• Assigned task: For each line in the data below, write an exact copy.

########################################

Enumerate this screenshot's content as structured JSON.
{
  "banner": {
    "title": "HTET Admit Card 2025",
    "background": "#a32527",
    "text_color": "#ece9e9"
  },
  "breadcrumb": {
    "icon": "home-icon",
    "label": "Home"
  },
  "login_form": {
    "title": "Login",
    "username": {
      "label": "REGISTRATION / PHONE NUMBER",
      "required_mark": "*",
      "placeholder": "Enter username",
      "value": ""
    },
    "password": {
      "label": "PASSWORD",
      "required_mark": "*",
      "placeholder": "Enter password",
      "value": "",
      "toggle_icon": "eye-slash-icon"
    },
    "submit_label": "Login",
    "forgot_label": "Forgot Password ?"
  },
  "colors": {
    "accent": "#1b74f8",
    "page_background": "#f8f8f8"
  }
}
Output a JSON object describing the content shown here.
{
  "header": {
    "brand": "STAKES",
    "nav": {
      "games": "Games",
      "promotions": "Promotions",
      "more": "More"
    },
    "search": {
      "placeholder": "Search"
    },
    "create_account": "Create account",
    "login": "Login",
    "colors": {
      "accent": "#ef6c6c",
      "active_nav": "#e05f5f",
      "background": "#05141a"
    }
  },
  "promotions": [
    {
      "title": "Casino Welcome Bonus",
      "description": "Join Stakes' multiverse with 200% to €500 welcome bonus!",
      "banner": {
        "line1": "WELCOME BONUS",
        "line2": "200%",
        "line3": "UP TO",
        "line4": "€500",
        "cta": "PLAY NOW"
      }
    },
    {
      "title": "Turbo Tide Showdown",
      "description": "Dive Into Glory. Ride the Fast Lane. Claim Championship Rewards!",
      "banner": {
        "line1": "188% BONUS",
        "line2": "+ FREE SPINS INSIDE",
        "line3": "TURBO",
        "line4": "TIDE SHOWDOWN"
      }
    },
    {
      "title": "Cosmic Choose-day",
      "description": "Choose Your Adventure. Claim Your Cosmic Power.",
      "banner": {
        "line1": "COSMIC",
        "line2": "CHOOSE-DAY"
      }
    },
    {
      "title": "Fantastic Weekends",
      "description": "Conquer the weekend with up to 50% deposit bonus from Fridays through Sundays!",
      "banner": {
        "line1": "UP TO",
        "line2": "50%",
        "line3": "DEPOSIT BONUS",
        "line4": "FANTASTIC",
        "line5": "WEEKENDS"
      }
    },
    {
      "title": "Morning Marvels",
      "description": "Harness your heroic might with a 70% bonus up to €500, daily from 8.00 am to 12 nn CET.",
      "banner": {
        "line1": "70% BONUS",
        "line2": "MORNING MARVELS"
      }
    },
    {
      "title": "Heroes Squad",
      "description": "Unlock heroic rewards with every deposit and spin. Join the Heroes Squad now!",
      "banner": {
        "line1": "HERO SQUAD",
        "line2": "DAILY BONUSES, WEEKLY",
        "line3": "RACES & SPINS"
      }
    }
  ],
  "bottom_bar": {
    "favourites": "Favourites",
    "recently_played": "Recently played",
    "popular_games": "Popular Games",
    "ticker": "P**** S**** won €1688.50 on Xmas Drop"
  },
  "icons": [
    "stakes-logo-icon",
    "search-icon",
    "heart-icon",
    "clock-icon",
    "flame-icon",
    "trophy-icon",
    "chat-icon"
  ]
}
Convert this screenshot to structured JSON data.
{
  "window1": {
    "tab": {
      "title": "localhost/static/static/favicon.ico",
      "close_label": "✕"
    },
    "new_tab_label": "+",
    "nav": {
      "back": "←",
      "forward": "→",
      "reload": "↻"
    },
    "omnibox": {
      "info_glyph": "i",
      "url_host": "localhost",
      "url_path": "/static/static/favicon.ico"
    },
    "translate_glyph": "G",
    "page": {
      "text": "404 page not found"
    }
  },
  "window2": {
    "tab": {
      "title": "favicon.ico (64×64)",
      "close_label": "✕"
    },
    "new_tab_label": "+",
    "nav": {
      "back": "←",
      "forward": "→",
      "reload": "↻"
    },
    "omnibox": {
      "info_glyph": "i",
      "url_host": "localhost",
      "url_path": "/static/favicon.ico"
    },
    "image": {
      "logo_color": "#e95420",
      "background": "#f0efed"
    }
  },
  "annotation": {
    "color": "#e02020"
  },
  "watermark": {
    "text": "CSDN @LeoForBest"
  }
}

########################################

• The answer:
Enumerate this screenshot's content as structured JSON.
{
  "banner": {
    "title": "HTET Admit Card 2025",
    "background": "#a32527",
    "text_color": "#ece9e9"
  },
  "breadcrumb": {
    "icon": "home-icon",
    "label": "Home"
  },
  "login_form": {
    "title": "Login",
    "username": {
      "label": "REGISTRATION / PHONE NUMBER",
      "required_mark": "*",
      "placeholder": "Enter username",
      "value": ""
    },
    "password": {
      "label": "PASSWORD",
      "required_mark": "*",
      "placeholder": "Enter password",
      "value": "",
      "toggle_icon": "eye-slash-icon"
    },
    "submit_label": "Login",
    "forgot_label": "Forgot Password ?"
  },
  "colors": {
    "accent": "#1b74f8",
    "page_background": "#f8f8f8"
  }
}
Output a JSON object describing the content shown here.
{
  "header": {
    "brand": "STAKES",
    "nav": {
      "games": "Games",
      "promotions": "Promotions",
      "more": "More"
    },
    "search": {
      "placeholder": "Search"
    },
    "create_account": "Create account",
    "login": "Login",
    "colors": {
      "accent": "#ef6c6c",
      "active_nav": "#e05f5f",
      "background": "#05141a"
    }
  },
  "promotions": [
    {
      "title": "Casino Welcome Bonus",
      "description": "Join Stakes' multiverse with 200% to €500 welcome bonus!",
      "banner": {
        "line1": "WELCOME BONUS",
        "line2": "200%",
        "line3": "UP TO",
        "line4": "€500",
        "cta": "PLAY NOW"
      }
    },
    {
      "title": "Turbo Tide Showdown",
      "description": "Dive Into Glory. Ride the Fast Lane. Claim Championship Rewards!",
      "banner": {
        "line1": "188% BONUS",
        "line2": "+ FREE SPINS INSIDE",
        "line3": "TURBO",
        "line4": "TIDE SHOWDOWN"
      }
    },
    {
      "title": "Cosmic Choose-day",
      "description": "Choose Your Adventure. Claim Your Cosmic Power.",
      "banner": {
        "line1": "COSMIC",
        "line2": "CHOOSE-DAY"
      }
    },
    {
      "title": "Fantastic Weekends",
      "description": "Conquer the weekend with up to 50% deposit bonus from Fridays through Sundays!",
      "banner": {
        "line1": "UP TO",
        "line2": "50%",
        "line3": "DEPOSIT BONUS",
        "line4": "FANTASTIC",
        "line5": "WEEKENDS"
      }
    },
    {
      "title": "Morning Marvels",
      "description": "Harness your heroic might with a 70% bonus up to €500, daily from 8.00 am to 12 nn CET.",
      "banner": {
        "line1": "70% BONUS",
        "line2": "MORNING MARVELS"
      }
    },
    {
      "title": "Heroes Squad",
      "description": "Unlock heroic rewards with every deposit and spin. Join the Heroes Squad now!",
      "banner": {
        "line1": "HERO SQUAD",
        "line2": "DAILY BONUSES, WEEKLY",
        "line3": "RACES & SPINS"
      }
    }
  ],
  "bottom_bar": {
    "favourites": "Favourites",
    "recently_played": "Recently played",
    "popular_games": "Popular Games",
    "ticker": "P**** S**** won €1688.50 on Xmas Drop"
  },
  "icons": [
    "stakes-logo-icon",
    "search-icon",
    "heart-icon",
    "clock-icon",
    "flame-icon",
    "trophy-icon",
    "chat-icon"
  ]
}
Convert this screenshot to structured JSON data.
{
  "window1": {
    "tab": {
      "title": "localhost/static/static/favicon.ico",
      "close_label": "✕"
    },
    "new_tab_label": "+",
    "nav": {
      "back": "←",
      "forward": "→",
      "reload": "↻"
    },
    "omnibox": {
      "info_glyph": "i",
      "url_host": "localhost",
      "url_path": "/static/static/favicon.ico"
    },
    "translate_glyph": "G",
    "page": {
      "text": "404 page not found"
    }
  },
  "window2": {
    "tab": {
      "title": "favicon.ico (64×64)",
      "close_label": "✕"
    },
    "new_tab_label": "+",
    "nav": {
      "back": "←",
      "forward": "→",
      "reload": "↻"
    },
    "omnibox": {
      "info_glyph": "i",
      "url_host": "localhost",
      "url_path": "/static/favicon.ico"
    },
    "image": {
      "logo_color": "#e95420",
      "background": "#f0efed"
    }
  },
  "annotation": {
    "color": "#e02020"
  },
  "watermark": {
    "text": "CSDN @LeoForBest"
  }
}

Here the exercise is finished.